• WHAT IS EXPECTED
Which of the lines below include "here"? Each one should be copied out.

Interface dataset entries:

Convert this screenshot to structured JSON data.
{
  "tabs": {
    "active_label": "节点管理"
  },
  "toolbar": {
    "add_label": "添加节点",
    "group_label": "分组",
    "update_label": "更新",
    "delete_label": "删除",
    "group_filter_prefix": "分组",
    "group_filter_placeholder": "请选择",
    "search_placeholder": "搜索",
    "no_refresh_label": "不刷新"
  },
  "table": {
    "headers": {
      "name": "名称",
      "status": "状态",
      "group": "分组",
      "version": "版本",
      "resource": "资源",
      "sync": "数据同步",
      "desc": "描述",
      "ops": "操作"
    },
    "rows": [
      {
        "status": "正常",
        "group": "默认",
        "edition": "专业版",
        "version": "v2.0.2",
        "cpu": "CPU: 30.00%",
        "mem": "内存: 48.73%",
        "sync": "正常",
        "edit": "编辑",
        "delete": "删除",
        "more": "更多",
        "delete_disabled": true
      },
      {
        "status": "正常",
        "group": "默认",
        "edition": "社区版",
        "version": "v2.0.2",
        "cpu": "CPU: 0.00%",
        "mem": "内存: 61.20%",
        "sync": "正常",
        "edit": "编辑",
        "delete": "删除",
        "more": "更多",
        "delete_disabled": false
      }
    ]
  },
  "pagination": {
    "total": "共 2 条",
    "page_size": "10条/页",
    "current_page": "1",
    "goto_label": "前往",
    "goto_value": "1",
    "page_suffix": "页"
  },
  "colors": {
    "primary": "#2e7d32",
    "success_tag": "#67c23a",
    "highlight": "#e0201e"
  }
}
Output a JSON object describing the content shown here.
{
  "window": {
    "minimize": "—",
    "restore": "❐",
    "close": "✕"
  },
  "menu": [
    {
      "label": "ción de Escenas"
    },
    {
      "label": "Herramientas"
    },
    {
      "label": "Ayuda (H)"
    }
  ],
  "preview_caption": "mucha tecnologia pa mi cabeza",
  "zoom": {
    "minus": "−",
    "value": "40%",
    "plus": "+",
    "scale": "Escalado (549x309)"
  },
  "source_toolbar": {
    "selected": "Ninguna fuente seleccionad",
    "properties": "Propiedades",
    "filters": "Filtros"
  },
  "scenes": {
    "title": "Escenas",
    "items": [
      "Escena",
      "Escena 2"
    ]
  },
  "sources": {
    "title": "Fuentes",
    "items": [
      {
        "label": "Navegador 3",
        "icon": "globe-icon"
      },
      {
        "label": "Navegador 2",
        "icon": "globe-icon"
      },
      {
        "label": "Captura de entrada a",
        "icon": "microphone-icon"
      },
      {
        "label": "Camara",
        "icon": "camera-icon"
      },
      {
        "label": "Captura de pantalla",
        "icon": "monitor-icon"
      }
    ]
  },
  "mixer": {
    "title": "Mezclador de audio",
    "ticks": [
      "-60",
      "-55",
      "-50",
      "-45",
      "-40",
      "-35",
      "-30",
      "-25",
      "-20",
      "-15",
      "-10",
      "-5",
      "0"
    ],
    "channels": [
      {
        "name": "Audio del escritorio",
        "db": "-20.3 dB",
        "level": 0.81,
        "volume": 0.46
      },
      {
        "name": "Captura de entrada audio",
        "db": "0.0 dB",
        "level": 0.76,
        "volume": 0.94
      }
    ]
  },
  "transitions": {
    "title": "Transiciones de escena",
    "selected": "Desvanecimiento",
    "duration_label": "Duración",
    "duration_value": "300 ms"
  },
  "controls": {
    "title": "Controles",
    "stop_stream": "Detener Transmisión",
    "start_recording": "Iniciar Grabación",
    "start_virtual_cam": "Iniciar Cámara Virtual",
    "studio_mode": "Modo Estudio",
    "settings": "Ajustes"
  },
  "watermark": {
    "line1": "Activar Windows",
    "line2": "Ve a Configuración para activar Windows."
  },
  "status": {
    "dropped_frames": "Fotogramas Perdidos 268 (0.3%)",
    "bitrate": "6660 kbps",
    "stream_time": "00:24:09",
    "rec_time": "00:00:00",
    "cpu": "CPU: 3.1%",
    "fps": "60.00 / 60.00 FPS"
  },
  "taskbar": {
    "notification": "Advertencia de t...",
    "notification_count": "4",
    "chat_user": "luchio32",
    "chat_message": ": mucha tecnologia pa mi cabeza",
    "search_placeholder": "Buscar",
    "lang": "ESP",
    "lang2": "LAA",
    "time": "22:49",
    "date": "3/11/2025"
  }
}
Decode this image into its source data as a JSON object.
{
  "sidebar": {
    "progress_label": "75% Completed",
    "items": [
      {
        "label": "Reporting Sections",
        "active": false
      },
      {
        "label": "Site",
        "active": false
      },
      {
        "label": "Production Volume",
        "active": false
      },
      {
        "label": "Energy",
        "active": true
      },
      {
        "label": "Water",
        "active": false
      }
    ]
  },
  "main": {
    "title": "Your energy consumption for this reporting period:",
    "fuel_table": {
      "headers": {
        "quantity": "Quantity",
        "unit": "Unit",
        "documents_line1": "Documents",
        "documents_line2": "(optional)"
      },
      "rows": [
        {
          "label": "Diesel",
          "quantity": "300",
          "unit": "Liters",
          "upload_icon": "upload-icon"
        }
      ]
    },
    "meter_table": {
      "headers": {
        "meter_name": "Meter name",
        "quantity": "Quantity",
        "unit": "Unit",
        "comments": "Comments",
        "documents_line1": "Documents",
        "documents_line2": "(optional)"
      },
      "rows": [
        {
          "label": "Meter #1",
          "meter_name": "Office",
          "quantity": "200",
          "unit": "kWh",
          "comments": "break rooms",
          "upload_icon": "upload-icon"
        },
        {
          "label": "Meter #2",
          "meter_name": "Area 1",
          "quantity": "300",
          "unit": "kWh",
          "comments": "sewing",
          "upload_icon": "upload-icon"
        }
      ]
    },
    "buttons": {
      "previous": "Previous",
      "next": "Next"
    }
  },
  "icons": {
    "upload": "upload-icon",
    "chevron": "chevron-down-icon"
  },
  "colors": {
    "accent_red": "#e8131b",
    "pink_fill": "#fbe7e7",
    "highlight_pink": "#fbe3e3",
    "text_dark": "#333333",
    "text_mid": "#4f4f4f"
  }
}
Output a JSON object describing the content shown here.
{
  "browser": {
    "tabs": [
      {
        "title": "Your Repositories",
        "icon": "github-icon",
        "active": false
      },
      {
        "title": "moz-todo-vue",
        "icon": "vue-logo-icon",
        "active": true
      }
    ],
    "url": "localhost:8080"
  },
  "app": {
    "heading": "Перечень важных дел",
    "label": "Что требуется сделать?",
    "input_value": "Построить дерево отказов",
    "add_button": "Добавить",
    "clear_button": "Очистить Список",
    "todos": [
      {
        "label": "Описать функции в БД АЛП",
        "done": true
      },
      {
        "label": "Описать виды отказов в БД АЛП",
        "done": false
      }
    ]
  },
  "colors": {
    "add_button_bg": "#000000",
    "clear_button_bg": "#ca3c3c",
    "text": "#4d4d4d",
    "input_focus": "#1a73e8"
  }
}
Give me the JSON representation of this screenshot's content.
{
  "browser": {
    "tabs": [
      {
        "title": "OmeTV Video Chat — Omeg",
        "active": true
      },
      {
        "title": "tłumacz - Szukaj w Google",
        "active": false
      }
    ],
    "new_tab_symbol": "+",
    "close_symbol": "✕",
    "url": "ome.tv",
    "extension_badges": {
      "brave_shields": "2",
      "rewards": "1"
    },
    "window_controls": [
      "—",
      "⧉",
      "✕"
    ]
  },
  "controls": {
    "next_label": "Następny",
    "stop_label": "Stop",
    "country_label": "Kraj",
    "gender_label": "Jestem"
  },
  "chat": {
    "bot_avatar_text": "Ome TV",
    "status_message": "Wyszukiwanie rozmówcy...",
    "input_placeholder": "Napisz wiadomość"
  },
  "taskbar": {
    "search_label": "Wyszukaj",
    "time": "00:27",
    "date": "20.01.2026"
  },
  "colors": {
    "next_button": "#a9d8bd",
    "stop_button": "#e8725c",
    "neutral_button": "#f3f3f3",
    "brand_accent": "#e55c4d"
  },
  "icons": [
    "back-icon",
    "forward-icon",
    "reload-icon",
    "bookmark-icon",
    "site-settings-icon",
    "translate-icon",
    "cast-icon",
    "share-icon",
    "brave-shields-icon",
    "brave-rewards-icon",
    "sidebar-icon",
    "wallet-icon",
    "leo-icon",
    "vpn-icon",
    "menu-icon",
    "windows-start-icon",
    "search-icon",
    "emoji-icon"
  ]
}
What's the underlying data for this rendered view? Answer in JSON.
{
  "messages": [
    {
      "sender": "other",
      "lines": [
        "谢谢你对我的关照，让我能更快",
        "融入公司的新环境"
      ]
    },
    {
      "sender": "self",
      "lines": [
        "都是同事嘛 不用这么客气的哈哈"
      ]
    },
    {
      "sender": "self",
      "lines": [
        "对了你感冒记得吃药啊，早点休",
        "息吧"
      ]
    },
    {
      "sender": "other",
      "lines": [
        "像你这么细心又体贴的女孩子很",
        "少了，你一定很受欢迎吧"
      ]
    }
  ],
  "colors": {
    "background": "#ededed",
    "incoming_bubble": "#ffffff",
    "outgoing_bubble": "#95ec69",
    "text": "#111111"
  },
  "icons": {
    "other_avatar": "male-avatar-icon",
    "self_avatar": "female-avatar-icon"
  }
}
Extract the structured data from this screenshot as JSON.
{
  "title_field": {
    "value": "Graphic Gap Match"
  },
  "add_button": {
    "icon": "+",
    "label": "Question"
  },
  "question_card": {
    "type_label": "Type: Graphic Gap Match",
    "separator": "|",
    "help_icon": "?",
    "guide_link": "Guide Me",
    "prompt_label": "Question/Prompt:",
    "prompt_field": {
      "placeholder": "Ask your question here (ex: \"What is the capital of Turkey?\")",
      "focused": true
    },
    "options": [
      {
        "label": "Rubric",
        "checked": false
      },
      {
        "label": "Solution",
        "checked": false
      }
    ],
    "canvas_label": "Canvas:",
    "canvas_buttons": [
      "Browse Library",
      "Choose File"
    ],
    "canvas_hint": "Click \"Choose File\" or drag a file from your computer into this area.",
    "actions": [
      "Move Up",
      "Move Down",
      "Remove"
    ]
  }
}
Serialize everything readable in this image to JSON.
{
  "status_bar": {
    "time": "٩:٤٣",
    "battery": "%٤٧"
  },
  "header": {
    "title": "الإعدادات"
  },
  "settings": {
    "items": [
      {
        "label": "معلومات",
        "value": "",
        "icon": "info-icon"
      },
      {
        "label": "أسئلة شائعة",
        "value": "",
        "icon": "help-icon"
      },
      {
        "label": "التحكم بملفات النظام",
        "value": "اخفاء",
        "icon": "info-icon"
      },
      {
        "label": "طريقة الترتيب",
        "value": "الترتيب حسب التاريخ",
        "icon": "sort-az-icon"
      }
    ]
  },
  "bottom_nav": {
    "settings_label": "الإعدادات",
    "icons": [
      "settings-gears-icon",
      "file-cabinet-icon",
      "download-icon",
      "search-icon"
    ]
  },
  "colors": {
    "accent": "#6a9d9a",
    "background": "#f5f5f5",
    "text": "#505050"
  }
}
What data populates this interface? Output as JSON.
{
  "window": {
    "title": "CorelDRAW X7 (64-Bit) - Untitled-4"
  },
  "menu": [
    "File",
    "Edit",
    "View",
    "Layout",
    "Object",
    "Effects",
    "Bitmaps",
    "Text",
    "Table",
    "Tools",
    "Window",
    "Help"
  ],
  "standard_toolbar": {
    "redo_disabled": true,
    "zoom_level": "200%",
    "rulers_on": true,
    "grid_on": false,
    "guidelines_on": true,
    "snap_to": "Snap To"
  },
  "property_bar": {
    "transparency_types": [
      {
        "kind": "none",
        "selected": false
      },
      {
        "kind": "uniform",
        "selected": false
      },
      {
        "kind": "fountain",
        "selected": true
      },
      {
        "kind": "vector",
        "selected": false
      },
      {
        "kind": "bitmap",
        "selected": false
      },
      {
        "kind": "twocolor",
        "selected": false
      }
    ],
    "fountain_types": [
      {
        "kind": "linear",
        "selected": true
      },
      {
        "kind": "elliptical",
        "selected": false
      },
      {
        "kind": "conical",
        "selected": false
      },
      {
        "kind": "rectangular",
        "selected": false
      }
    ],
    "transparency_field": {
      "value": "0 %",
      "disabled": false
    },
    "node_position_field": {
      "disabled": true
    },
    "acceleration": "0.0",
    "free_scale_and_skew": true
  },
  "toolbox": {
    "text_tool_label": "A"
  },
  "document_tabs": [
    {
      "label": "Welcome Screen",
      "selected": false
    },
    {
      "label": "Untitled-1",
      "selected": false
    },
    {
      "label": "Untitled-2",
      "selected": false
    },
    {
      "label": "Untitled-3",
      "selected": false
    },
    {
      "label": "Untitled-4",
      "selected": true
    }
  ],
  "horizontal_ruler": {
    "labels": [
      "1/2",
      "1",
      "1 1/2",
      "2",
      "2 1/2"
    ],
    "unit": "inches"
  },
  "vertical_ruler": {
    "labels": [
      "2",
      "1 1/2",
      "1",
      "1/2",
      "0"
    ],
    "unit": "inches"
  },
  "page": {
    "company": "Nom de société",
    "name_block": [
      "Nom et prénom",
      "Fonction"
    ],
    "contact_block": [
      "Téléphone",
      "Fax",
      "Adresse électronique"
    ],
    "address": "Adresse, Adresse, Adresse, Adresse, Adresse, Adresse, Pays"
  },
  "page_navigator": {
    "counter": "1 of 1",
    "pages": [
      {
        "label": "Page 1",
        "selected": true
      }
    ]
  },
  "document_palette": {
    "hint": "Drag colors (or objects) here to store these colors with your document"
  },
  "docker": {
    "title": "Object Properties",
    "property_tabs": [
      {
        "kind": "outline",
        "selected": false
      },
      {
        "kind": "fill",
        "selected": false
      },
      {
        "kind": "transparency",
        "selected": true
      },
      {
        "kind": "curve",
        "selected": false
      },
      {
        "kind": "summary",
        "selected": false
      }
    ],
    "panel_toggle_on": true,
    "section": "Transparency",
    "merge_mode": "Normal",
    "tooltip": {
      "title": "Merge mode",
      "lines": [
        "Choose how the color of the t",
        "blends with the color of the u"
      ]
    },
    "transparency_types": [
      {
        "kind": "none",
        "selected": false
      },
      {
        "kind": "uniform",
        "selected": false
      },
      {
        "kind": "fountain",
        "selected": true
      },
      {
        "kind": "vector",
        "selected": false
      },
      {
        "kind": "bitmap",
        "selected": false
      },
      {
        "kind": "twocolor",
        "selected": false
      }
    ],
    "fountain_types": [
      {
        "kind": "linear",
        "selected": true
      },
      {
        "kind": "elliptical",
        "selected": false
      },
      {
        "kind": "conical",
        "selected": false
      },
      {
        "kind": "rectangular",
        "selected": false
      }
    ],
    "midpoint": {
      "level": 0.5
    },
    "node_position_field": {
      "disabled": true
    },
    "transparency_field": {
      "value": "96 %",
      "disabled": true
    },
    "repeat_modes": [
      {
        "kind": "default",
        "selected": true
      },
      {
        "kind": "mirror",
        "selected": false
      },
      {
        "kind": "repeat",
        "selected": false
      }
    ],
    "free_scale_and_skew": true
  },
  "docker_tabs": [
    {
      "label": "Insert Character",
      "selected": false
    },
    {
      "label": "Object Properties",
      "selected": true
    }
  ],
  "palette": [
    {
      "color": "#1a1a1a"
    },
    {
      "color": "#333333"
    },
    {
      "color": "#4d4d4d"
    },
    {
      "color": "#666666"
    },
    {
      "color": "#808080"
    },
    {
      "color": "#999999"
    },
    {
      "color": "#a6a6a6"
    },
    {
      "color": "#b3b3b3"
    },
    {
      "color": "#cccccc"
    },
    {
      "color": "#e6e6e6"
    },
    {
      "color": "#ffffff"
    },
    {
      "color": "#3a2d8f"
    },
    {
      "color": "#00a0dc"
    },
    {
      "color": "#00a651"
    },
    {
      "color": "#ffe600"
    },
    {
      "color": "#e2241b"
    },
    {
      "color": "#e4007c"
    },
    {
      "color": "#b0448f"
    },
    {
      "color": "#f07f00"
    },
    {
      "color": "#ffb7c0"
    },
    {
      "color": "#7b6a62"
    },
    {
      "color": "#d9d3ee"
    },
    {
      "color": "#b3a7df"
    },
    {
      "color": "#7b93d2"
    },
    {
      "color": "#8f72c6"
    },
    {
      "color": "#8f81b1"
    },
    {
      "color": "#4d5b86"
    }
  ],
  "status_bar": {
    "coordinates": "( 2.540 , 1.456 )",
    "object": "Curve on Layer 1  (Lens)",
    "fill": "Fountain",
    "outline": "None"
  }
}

• YOUR SOLUTION
Output a JSON object describing the content shown here.
Output a JSON object describing the content shown here.
      "placeholder": "Ask your question here (ex: \"What is the capital of Turkey?\")",
    "hint": "Drag colors (or objects) here to store these colors with your document"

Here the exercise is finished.